With tough new air pollution rules likely to lead to the closing of many coal-fired plants, which until recently supplied the bulk of the electricity in the country, natural gas is viewed as a bridge fuel to other, cleaner sources of power.
Those cleaner sources of fuel, however, pale in comparison with the 54 percent of new natural-gas fired plants under study by PJM, according to the grid operator. The natural gas proposals surpassed the 37 percent of wind generation, while new coal facilities account for just 1 percent; nuclear just 4 percent; and solar only 3 percent. Other types of generation make up another 1 percent.
Still, some participants at the conference in Washington, D.C., questioned the reliability of the electric power grid if it came to rely primarily on natural gas delivered through pipelines, particularly if problems arose in the delivery system.
But FERC Commissioner Cheryl LaFleur downplayed that notion, saying it is “a high-class problem to have,’’ given the steep drop in natural gas prices.
Gas pipeline executives said they are ready to meet the needs of any users of gas, including building new pipelines, if necessary.
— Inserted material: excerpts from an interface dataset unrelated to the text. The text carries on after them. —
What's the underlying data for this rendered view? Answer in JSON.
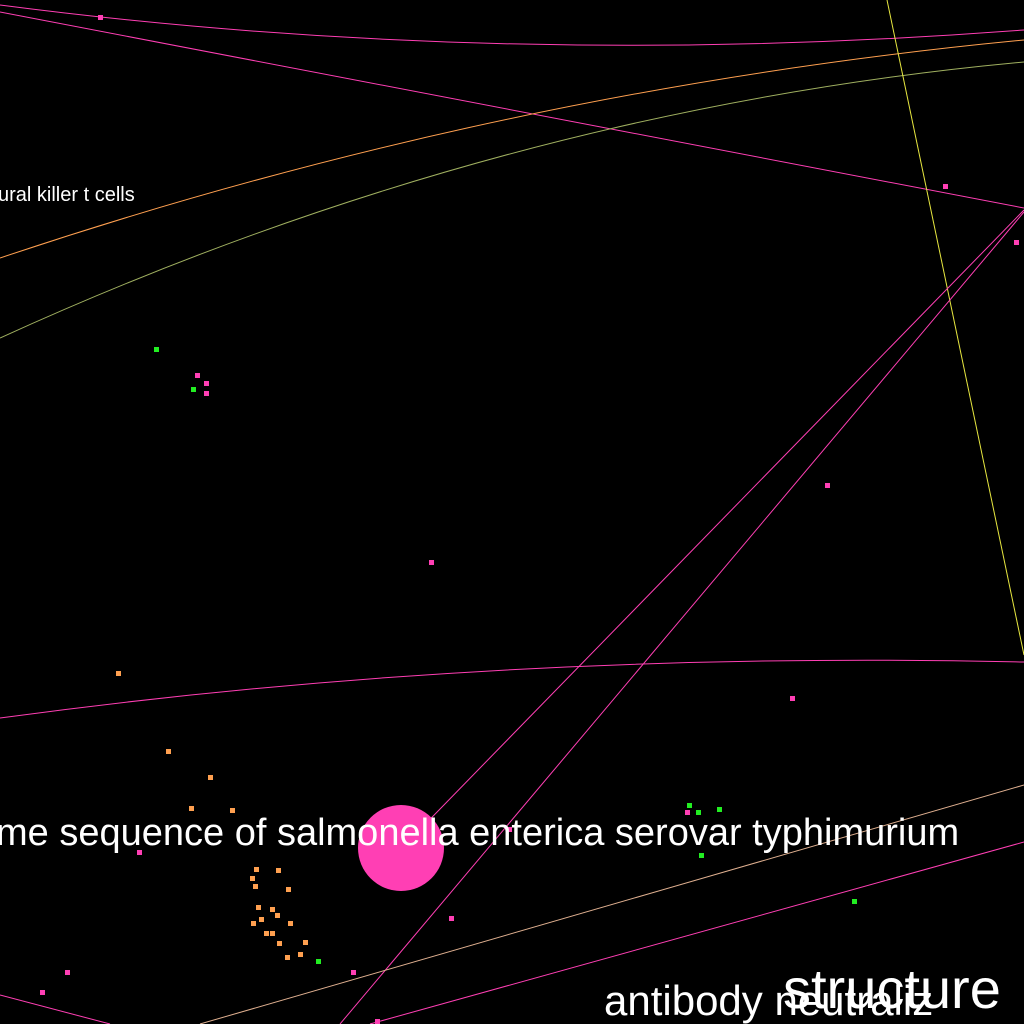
{
  "colors": {
    "background": "#000000",
    "label": "#ffffff",
    "pink": "#ff3fb4",
    "orange": "#ffa050",
    "green": "#22ee22",
    "yellow": "#e8e840",
    "tan": "#e0b090",
    "olive": "#a0b060"
  },
  "labels": {
    "nkt": "ural killer t cells",
    "genome": "me sequence of salmonella enterica serovar typhimurium",
    "antibody": "antibody neutraliz",
    "structure": "structure"
  }
}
New Jersey’s Energy Master Plan backs the building of new gas pipelines, a policy that has come under fire from environmental groups that oppose this expansion since many pipelines cut through state parks and other preserved open spaces.